Columbia University exhibition thwarts the de-politicization of postwar abstract art with a series of provocative questions.
Wallach Art Gallery
Highlights From Columbia University’s MFA Thesis Exhibition
Every corner and crevice of Columbia University’s MFA Thesis show feels lived in, reflecting not just artists’ experience quarantining with their work, but also that of re-entering society.
How Socialism Shaped Africa Between Independence and the End of the Cold War
After the End offers a selection of works from artists with personal relationships to, and experiences of, socialism in countries such as Angola, Ethiopia, Guinea-Bissau, and Mozambique.
Understanding Contemporary Caribbean Art Outside of the Latin American Framework
Trying to subsume the Caribbean into a discourse of Latin America or America, curators argue, limits the ability to account for differences between islands.
Columbia University MFA Students Put on a Strong Thesis Show Despite Department Woes
Students of the 2018 MFA class are presenting strong work at the Wallach Art Gallery, many of them building large installations around their pieces.
In Harlem, a New Triennial Parses the Historical, Political, and Social Context of “Uptown”
The inaugural show at Columbia University’s Wallach Art Gallery spotlights 25 artists living or practicing north of 99th Street.
Exhuming the Artistic Afterlife from One of NYC’s Historic Cemeteries

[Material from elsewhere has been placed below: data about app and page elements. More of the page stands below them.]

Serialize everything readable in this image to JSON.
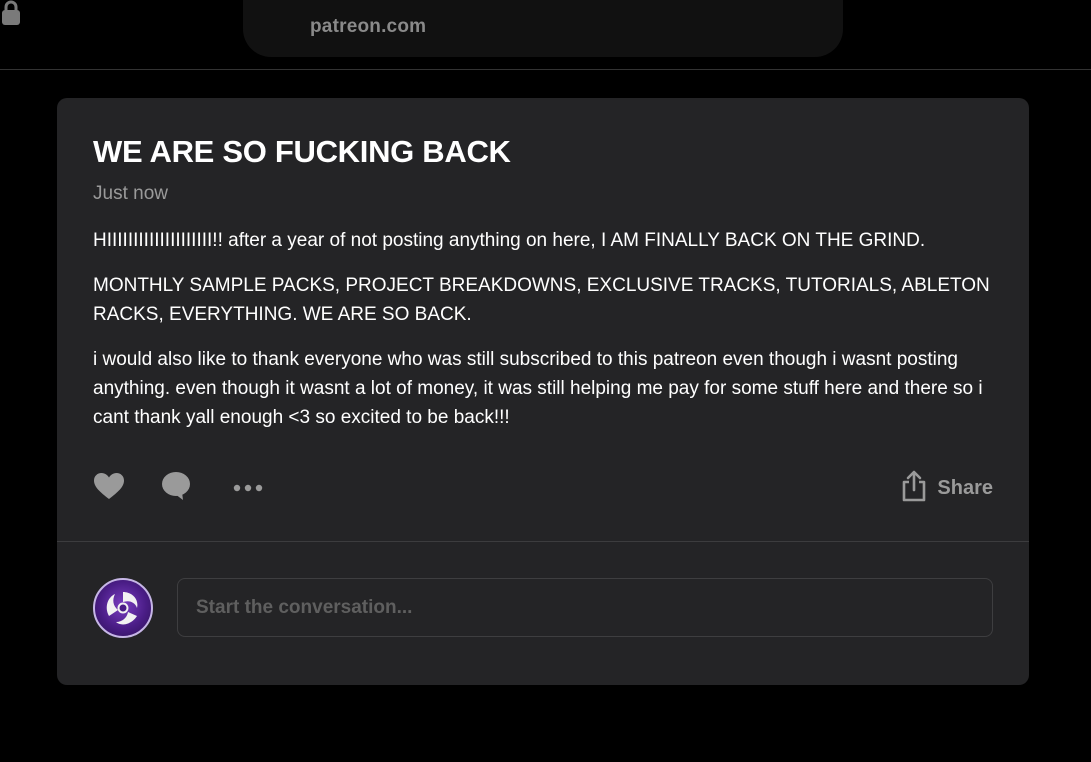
{
  "browser": {
    "url": "patreon.com",
    "lock_icon": "lock-icon"
  },
  "post": {
    "title": "WE ARE SO FUCKING BACK",
    "timestamp": "Just now",
    "paragraphs": [
      "HIIIIIIIIIIIIIIIIIIII!! after a year of not posting anything on here, I AM FINALLY BACK ON THE GRIND.",
      "MONTHLY SAMPLE PACKS, PROJECT BREAKDOWNS, EXCLUSIVE TRACKS, TUTORIALS, ABLETON RACKS, EVERYTHING. WE ARE SO BACK.",
      "i would also like to thank everyone who was still subscribed to this patreon even though i wasnt posting anything. even though it wasnt a lot of money, it was still helping me pay for some stuff here and there so i cant thank yall enough <3 so excited to be back!!!"
    ]
  },
  "actions": {
    "like_icon": "heart-icon",
    "comment_icon": "comment-bubble-icon",
    "more_icon": "more-horizontal-icon",
    "share_icon": "share-upload-icon",
    "share_label": "Share"
  },
  "comments": {
    "placeholder": "Start the conversation...",
    "avatar_icon": "user-avatar"
  },
  "colors": {
    "background": "#000000",
    "card": "#242426",
    "icon": "#9a9a9a",
    "text": "#ffffff"
  }
}
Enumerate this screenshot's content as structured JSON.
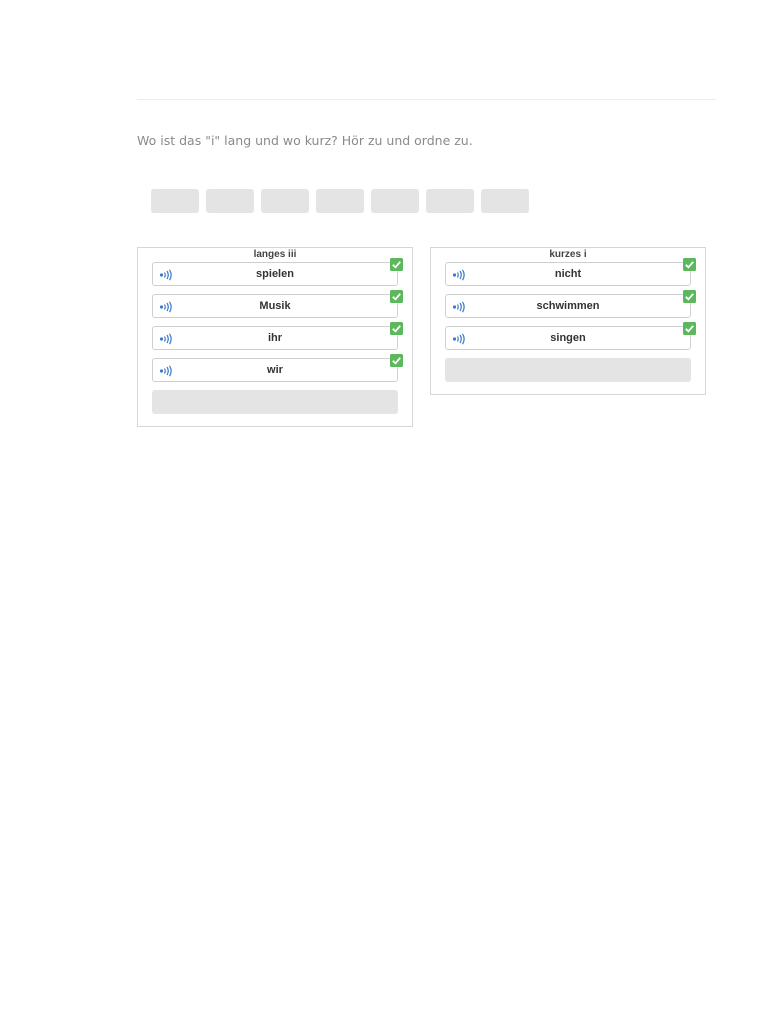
{
  "instruction": "Wo ist das \"i\" lang und wo kurz? Hör zu und ordne zu.",
  "colors": {
    "check": "#5cb85c",
    "audio": "#3a78c9",
    "slot": "#e4e4e4",
    "border": "#d6d6d6"
  },
  "groups": [
    {
      "title": "langes iii",
      "items": [
        {
          "word": "spielen",
          "icon": "audio-icon",
          "status": "check-icon"
        },
        {
          "word": "Musik",
          "icon": "audio-icon",
          "status": "check-icon"
        },
        {
          "word": "ihr",
          "icon": "audio-icon",
          "status": "check-icon"
        },
        {
          "word": "wir",
          "icon": "audio-icon",
          "status": "check-icon"
        }
      ]
    },
    {
      "title": "kurzes i",
      "items": [
        {
          "word": "nicht",
          "icon": "audio-icon",
          "status": "check-icon"
        },
        {
          "word": "schwimmen",
          "icon": "audio-icon",
          "status": "check-icon"
        },
        {
          "word": "singen",
          "icon": "audio-icon",
          "status": "check-icon"
        }
      ]
    }
  ]
}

Up in the Bronx, at the end of the line of the 4 train, is a “remarkable museum of American funerary art,” as the wall text for Sylvan Cemetery: Architecture, Art and Landscape at Woodlawn at Columbia University’s Miriam and Ira D. Wallach Art Gallery puts it.